**Task objective:**
Without the pictures, print each of the records below exactly as it appears.

(Items from a dataset)
----------

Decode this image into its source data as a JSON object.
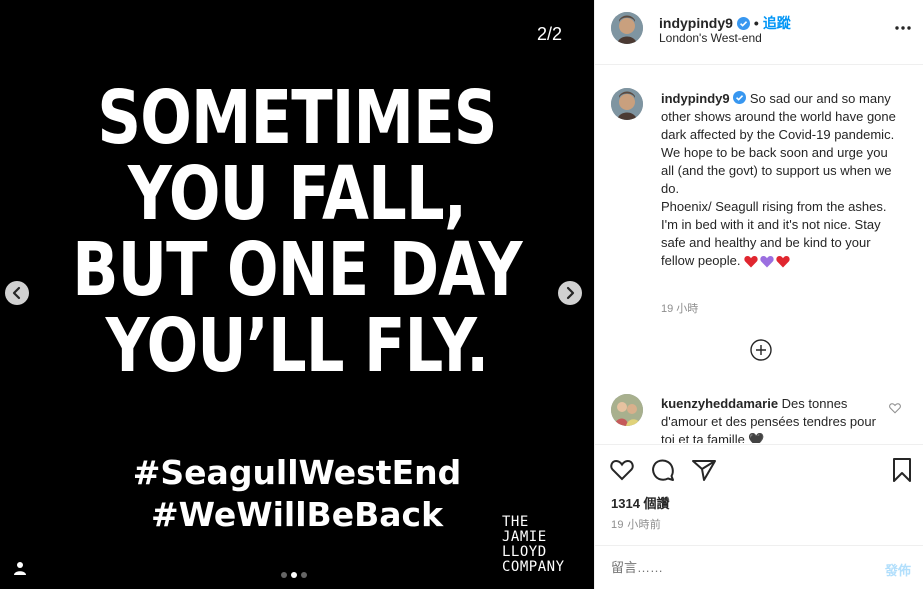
{
  "media": {
    "counter": "2/2",
    "slogan": [
      "SOMETIMES",
      "YOU FALL,",
      "BUT ONE DAY",
      "YOU’LL FLY."
    ],
    "hashtags": [
      "#SeagullWestEnd",
      "#WeWillBeBack"
    ],
    "logo_lines": [
      "THE",
      "JAMIE",
      "LLOYD",
      "COMPANY"
    ],
    "carousel": {
      "total": 3,
      "active_index": 1
    }
  },
  "header": {
    "username": "indypindy9",
    "follow_separator": "•",
    "follow_label": "追蹤",
    "location": "London's West-end"
  },
  "caption": {
    "username": "indypindy9",
    "lines": [
      "So sad our and so many other shows around the world have gone dark affected by the Covid-19 pandemic.",
      "We hope to be back soon and urge you all (and the govt) to support us when we do.",
      "Phoenix/ Seagull rising from the ashes. I'm in bed with it and it's not nice. Stay safe and healthy and be kind to your fellow people."
    ],
    "emoji": [
      "red-heart",
      "purple-heart",
      "red-heart"
    ],
    "time": "19 小時"
  },
  "comment": {
    "username": "kuenzyheddamarie",
    "text": "Des tonnes d'amour et des pensées tendres pour toi et ta famille 🖤"
  },
  "stats": {
    "likes": "1314 個讚",
    "time": "19 小時前"
  },
  "comment_box": {
    "placeholder": "留言……",
    "post_label": "發佈"
  },
  "colors": {
    "accent": "#0095f6",
    "post_disabled": "#b2dffc",
    "red_heart": "#e0262f",
    "purple_heart": "#9b6fe0"
  }
}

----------

**Output for this exercise:**
Decode this image into its source data as a JSON object.
{
  "media": {
    "counter": "2/2",
    "slogan": [
      "SOMETIMES",
      "YOU FALL,",
      "BUT ONE DAY",
      "YOU’LL FLY."
    ],
    "hashtags": [
      "#SeagullWestEnd",
      "#WeWillBeBack"
    ],
    "logo_lines": [
      "THE",
      "JAMIE",
      "LLOYD",
      "COMPANY"
    ],
    "carousel": {
      "total": 3,
      "active_index": 1
    }
  },
  "header": {
    "username": "indypindy9",
    "follow_separator": "•",
    "follow_label": "追蹤",
    "location": "London's West-end"
  },
  "caption": {
    "username": "indypindy9",
    "lines": [
      "So sad our and so many other shows around the world have gone dark affected by the Covid-19 pandemic.",
      "We hope to be back soon and urge you all (and the govt) to support us when we do.",
      "Phoenix/ Seagull rising from the ashes. I'm in bed with it and it's not nice. Stay safe and healthy and be kind to your fellow people."
    ],
    "emoji": [
      "red-heart",
      "purple-heart",
      "red-heart"
    ],
    "time": "19 小時"
  },
  "comment": {
    "username": "kuenzyheddamarie",
    "text": "Des tonnes d'amour et des pensées tendres pour toi et ta famille 🖤"
  },
  "stats": {
    "likes": "1314 個讚",
    "time": "19 小時前"
  },
  "comment_box": {
    "placeholder": "留言……",
    "post_label": "發佈"
  },
  "colors": {
    "accent": "#0095f6",
    "post_disabled": "#b2dffc",
    "red_heart": "#e0262f",
    "purple_heart": "#9b6fe0"
  }
}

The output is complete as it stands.